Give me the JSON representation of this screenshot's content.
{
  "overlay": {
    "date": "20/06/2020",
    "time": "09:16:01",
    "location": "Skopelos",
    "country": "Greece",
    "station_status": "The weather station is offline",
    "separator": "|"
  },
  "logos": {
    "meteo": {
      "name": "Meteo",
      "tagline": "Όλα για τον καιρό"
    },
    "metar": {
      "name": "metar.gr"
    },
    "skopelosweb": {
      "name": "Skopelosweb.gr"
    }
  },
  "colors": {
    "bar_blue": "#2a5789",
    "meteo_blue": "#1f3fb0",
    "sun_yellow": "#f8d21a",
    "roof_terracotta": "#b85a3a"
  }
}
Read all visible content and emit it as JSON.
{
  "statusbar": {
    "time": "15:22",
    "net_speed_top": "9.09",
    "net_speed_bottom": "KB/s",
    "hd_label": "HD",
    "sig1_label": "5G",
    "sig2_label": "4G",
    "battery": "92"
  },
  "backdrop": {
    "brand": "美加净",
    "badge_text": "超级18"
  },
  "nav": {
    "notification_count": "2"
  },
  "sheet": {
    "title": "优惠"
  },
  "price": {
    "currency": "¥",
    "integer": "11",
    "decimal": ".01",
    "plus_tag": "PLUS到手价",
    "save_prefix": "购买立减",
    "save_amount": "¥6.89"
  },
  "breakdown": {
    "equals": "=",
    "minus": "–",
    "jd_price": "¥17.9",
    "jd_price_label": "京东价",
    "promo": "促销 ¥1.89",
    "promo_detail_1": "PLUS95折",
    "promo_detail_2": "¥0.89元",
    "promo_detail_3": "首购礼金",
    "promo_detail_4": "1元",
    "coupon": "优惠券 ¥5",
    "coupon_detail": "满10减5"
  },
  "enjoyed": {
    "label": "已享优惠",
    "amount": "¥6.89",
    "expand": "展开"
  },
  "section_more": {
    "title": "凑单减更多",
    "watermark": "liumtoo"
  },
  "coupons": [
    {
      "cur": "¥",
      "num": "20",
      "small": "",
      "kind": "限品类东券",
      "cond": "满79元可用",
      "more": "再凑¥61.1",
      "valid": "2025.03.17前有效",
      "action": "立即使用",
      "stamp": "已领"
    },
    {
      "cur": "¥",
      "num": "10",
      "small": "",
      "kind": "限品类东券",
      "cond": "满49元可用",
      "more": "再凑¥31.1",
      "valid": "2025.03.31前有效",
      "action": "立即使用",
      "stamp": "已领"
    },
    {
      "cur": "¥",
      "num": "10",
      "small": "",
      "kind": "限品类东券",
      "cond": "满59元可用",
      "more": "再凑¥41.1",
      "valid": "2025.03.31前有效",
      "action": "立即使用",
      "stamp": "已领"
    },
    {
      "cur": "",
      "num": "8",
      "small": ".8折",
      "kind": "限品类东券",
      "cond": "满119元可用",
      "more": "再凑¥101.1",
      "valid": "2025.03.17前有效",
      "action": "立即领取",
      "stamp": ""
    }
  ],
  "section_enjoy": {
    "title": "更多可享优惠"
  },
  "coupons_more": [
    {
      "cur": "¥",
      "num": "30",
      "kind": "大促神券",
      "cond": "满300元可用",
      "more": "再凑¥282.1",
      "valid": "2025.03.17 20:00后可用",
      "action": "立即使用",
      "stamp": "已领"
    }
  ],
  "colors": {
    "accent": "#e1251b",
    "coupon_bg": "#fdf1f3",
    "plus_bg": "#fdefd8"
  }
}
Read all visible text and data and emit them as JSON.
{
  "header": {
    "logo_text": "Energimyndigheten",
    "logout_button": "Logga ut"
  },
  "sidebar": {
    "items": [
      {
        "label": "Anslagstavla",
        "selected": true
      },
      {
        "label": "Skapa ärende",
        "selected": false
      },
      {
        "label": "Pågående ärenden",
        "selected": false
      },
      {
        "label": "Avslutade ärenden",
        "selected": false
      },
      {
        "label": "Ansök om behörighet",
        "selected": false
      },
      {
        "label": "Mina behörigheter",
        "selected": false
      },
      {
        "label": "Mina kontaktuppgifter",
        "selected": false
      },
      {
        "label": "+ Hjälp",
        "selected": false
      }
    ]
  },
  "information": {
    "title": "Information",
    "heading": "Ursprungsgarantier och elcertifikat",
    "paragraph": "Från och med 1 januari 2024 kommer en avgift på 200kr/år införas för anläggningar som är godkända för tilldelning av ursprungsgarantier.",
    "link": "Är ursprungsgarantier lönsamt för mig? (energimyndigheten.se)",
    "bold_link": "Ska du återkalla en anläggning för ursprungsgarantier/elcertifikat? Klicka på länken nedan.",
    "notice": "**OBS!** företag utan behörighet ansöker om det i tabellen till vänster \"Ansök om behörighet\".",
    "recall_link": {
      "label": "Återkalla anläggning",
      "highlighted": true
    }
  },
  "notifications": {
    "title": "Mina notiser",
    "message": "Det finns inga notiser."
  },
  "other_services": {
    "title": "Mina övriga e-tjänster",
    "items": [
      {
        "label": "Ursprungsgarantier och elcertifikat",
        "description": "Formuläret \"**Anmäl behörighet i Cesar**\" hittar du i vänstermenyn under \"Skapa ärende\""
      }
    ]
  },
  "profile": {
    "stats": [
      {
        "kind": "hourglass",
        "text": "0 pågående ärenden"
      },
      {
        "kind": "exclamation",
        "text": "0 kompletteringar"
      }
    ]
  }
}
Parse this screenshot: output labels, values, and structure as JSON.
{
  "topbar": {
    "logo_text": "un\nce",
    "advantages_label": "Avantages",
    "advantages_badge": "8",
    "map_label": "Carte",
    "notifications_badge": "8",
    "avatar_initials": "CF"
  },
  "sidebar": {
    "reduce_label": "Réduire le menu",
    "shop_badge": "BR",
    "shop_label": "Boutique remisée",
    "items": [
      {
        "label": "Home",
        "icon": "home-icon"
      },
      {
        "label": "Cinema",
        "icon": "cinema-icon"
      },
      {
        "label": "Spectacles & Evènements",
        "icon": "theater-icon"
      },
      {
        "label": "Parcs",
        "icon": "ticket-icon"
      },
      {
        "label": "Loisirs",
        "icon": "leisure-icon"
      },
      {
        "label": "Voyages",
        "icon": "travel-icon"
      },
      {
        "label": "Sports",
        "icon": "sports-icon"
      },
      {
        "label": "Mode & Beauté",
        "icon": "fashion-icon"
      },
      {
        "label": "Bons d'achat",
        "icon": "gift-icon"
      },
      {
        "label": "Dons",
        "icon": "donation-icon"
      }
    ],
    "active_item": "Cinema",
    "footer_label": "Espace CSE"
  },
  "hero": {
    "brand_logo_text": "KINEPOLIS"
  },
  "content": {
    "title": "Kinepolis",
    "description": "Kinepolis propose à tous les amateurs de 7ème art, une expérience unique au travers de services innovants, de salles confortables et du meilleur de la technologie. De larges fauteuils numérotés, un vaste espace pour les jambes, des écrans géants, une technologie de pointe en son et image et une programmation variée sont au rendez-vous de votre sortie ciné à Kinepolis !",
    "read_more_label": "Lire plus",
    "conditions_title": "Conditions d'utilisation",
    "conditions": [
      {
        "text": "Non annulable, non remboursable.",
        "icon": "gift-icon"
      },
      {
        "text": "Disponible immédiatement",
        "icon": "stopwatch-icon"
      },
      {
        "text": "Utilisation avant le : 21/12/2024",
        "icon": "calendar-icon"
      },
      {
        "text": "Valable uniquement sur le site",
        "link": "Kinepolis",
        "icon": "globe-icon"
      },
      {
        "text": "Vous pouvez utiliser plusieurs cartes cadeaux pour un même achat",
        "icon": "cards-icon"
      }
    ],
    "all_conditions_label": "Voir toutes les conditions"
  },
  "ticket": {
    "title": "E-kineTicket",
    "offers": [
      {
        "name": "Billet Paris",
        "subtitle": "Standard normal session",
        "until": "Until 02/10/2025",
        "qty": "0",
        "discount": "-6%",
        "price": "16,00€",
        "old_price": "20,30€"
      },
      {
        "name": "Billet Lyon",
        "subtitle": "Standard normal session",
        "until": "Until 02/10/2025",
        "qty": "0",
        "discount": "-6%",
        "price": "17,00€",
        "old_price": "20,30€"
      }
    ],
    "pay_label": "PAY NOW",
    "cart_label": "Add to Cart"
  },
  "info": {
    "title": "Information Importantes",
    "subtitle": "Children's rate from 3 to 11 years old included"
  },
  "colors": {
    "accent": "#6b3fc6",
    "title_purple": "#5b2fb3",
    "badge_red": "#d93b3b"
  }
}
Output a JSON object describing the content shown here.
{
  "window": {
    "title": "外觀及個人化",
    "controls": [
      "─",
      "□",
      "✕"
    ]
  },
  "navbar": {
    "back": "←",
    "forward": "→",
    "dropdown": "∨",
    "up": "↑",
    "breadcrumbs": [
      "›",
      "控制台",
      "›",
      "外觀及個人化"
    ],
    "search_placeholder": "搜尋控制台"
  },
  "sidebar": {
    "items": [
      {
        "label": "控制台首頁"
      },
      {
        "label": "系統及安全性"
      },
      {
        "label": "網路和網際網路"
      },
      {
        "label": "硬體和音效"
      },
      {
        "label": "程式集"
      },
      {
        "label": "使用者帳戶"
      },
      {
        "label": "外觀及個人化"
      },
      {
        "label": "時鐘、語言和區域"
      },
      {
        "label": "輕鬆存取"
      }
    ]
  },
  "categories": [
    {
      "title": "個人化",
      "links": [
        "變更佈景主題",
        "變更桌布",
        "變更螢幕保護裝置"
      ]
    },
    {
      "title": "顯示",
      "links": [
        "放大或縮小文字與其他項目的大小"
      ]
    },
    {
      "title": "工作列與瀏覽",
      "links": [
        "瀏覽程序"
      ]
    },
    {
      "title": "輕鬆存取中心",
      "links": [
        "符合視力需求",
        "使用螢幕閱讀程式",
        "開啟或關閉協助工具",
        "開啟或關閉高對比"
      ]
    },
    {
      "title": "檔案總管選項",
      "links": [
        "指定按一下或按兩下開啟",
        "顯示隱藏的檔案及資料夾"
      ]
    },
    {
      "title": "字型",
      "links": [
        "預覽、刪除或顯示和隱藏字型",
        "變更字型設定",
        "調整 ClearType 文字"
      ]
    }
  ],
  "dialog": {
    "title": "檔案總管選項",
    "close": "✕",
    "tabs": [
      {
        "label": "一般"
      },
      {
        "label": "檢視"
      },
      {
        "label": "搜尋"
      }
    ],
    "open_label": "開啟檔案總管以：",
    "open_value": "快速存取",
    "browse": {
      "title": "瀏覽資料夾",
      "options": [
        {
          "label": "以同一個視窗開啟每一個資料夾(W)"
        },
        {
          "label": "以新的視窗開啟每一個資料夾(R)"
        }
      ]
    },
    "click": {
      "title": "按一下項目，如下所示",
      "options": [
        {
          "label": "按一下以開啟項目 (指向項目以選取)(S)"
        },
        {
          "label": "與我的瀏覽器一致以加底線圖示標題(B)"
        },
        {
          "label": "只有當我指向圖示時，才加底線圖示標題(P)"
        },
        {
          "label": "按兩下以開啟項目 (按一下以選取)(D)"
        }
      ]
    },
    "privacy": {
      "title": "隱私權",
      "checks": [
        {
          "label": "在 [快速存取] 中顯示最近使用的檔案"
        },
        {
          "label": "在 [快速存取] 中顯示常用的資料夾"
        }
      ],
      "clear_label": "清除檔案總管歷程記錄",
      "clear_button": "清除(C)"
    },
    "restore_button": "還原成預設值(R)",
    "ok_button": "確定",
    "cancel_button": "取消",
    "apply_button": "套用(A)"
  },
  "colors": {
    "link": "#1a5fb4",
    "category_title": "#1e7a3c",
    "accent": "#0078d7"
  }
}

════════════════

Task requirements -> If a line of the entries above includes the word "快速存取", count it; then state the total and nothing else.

Response to this task -> 3